Every week, practically every day one hears of data breeches/attacks on various sites and services. When one is not having their critical data potentially stolen, it seems we are being watched by prying eyes of various bodes, companies, and associations, via cookies, transparent GIF’s, and general ad tracking code. Such intrusions are hazards that need to be dealt with smartly.
I, for one, am very concerned with my identity’s presence on the web, therefore I use multiple tools to try and turn the tide against these and more threats. The usage of antivirus/firewall/antispam on any device that supports them is the first line of defense, but not an option on Apple mobile devices. These devices are somewhat hardened to infections, but lack critical coverage for ads and tracking constructs to close the gap. This is a critical area that needs to be addressed by Apple, or a forward-looking company to step in and correct this flaw.
For myself, I have always used adblocking plugins on my desktop devices and browsers, and have been looking for a way to bring that to my portable experiences as well. I have wanted an iOS version of a popular adblocking plug (AdBlock Plus) in available to Chrome and Firefox desktop, but it was not available. Recently, I discovered a company, called FutureMind, who makes many applications, but the two standouts that fix the above issue are Weblock and AdBlock for iOS.
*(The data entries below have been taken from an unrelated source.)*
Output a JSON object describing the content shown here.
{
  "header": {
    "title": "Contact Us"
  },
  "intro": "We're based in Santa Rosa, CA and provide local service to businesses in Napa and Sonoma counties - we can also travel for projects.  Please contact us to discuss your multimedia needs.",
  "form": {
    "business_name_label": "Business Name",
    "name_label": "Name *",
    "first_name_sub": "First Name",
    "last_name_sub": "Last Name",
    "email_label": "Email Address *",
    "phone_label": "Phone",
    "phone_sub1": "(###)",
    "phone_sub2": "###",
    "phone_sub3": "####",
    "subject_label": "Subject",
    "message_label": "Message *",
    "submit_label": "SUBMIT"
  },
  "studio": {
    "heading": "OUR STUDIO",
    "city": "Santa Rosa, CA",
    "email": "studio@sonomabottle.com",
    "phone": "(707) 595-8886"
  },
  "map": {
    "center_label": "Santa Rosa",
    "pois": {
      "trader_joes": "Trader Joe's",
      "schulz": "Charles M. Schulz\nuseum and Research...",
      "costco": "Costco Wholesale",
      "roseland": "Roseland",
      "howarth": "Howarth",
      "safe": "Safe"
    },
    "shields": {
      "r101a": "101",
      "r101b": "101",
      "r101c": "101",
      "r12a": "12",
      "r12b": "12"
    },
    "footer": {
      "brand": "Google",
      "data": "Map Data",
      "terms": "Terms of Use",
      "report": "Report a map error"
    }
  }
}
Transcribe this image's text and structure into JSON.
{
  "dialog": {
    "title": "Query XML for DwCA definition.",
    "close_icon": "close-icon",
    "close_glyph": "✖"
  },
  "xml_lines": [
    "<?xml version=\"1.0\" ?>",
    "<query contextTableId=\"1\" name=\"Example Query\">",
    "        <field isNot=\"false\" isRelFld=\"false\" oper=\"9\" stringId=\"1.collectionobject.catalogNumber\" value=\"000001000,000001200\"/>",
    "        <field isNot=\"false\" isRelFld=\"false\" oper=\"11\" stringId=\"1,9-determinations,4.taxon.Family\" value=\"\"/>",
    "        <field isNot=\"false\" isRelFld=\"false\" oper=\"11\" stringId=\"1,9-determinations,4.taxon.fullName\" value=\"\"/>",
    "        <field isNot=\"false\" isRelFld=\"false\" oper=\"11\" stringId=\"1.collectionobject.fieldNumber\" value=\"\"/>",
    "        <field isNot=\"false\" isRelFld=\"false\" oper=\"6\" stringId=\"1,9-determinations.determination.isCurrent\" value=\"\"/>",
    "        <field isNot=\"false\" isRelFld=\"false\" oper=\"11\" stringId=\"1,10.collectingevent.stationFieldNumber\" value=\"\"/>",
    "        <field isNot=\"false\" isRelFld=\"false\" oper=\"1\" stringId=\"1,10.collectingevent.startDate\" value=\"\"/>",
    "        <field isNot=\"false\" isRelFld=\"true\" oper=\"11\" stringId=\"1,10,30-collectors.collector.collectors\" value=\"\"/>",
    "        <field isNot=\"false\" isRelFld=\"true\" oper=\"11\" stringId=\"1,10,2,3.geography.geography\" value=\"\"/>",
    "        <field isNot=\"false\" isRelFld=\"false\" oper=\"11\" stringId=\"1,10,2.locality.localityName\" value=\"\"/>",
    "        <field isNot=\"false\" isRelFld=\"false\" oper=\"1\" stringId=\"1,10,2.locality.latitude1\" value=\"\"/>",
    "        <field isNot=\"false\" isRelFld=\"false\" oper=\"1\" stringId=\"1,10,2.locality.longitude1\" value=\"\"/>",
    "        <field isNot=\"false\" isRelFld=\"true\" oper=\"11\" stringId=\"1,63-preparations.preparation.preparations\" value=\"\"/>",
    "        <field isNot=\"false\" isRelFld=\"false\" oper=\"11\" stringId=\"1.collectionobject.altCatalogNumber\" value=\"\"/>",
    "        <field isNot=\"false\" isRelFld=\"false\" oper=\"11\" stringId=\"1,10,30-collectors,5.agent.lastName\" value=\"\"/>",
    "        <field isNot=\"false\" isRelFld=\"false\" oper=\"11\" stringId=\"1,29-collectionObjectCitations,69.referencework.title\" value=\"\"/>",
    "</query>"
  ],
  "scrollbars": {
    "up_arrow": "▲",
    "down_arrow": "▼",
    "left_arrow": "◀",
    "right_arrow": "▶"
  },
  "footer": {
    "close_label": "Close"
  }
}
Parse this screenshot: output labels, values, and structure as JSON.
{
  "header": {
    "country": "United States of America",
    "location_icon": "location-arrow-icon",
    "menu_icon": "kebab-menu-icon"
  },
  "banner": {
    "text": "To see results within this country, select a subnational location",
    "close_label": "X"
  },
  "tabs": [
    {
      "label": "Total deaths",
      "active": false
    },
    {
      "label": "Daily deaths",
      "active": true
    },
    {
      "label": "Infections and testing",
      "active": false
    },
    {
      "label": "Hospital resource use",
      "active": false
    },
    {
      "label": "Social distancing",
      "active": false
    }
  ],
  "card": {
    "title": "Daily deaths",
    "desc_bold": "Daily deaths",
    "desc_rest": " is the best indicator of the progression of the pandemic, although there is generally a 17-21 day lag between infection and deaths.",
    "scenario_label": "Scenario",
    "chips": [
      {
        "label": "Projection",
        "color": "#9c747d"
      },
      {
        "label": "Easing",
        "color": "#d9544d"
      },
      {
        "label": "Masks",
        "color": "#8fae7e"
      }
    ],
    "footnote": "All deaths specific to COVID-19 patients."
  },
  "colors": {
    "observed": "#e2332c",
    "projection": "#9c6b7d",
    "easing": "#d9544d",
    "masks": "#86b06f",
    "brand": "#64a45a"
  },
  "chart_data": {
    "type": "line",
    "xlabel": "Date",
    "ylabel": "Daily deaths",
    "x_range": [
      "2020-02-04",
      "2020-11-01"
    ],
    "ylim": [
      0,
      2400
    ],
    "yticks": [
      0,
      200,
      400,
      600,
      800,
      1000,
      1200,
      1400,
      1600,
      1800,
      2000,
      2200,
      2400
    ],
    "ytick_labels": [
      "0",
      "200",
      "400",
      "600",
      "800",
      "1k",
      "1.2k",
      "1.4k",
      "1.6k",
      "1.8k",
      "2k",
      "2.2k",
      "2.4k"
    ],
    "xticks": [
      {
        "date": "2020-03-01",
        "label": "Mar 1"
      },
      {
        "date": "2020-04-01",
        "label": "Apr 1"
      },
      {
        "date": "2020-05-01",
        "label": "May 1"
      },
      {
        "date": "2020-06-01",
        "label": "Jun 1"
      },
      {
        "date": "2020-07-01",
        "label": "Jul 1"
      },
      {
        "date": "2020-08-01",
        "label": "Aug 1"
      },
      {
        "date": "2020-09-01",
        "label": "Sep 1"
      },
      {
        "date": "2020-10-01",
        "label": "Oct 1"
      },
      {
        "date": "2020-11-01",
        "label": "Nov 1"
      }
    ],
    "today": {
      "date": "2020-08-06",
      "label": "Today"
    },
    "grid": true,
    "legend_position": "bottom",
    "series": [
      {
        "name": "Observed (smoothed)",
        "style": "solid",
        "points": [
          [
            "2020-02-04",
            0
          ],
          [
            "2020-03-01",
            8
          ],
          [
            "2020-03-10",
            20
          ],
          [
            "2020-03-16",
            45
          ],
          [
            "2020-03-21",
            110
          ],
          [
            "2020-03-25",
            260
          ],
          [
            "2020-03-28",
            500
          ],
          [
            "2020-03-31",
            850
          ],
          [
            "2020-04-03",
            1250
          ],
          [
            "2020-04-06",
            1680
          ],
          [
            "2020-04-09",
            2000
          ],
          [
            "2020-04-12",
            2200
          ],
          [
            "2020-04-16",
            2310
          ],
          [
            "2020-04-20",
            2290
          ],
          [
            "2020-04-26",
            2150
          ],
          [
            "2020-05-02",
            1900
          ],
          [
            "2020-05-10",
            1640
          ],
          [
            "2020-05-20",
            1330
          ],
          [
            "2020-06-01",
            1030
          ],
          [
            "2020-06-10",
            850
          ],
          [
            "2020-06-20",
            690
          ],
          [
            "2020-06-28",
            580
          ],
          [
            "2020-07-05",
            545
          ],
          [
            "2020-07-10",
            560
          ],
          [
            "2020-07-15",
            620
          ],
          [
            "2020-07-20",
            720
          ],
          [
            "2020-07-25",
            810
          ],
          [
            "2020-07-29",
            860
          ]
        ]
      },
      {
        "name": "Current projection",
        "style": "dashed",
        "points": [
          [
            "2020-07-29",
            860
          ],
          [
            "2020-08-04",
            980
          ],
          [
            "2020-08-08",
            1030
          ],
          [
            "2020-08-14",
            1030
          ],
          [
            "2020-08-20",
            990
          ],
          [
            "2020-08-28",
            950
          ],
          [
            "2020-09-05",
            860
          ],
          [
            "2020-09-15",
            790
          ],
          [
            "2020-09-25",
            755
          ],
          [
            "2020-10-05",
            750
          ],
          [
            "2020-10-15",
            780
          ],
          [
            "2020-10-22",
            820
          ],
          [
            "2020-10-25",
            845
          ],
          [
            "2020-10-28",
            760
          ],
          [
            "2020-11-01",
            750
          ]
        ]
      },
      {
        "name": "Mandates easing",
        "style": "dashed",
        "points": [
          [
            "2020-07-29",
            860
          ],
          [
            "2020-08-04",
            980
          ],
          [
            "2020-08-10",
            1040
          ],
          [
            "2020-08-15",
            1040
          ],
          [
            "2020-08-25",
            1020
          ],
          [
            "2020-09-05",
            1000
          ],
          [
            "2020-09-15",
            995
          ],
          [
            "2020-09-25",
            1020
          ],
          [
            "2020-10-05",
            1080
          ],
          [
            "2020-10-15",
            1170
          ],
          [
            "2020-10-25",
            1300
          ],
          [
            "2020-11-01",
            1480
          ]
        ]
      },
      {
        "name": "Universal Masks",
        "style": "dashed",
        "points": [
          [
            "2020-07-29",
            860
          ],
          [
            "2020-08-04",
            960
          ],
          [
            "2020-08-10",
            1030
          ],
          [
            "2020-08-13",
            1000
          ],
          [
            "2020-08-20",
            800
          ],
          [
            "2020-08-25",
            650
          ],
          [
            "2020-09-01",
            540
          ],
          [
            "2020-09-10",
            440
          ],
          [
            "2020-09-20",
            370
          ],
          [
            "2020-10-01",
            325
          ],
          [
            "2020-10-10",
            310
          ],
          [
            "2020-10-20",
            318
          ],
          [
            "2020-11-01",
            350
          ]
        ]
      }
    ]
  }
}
These, two programs, available on the Apple iOS App Store for $1.99 USD and $0.99 (respectfully), give excellent approaches to blocking the annoying/dubious content. They have their differences and uses, but both are great choices, depending on what sort of environments that your devices may be used. I will now go over each piece of software, in greater detail.
Weblock allows you to block content on Wi-Fi connections, with customizing rules, based upon whitelisted/blacklisted URLs. Weblock also allows you to set filters, manually, which allow you to control what is or is not blocked, and even make custom rulesets above this protection. The customization is great for users, who want to configure the blocking and filter settings, in detail, while only needing blocking on Wi-Fi (great for home usage or on devices without a cellular data plan). Around two dollars is not a bad price for the streamlining of apps and the added peace of mind this provides.
AdBlock for iOS, on the other hand, is a “set it and forget it” model of blocking. Currently, you purchase and install the app from the Store, run the Setup wizard, and allow it to install a faux VPN configuration file that will function as a cellular/Wi-Fi ad blocking solution. There is no user-defined rulesets or blocking filters that can be set, but this feature is projected to be added, at a later date. While some users may miss this feature now, the ease of configuration and full domain blocking (*.people.com vs. *.people.com/ads) far outweighs these missing features as an offset program. Whether you choose AdBlock for iOS, or the other option, both will serve you well.
I could go on about these fine pieces of software, but I recommend you see for yourself. Check out http://www.weblockapp.com/ and http://www.adblockios.com/ and see what you feel will serve you better. I use both for my various devices, so I can attest as to their usability, functionality, and value. I know I fell better that I have more control of ad tracking and content blocking, and I am sure you will too! As always, until next time. . . Keep on fighting the fight of web privacy and disabled user empowerment.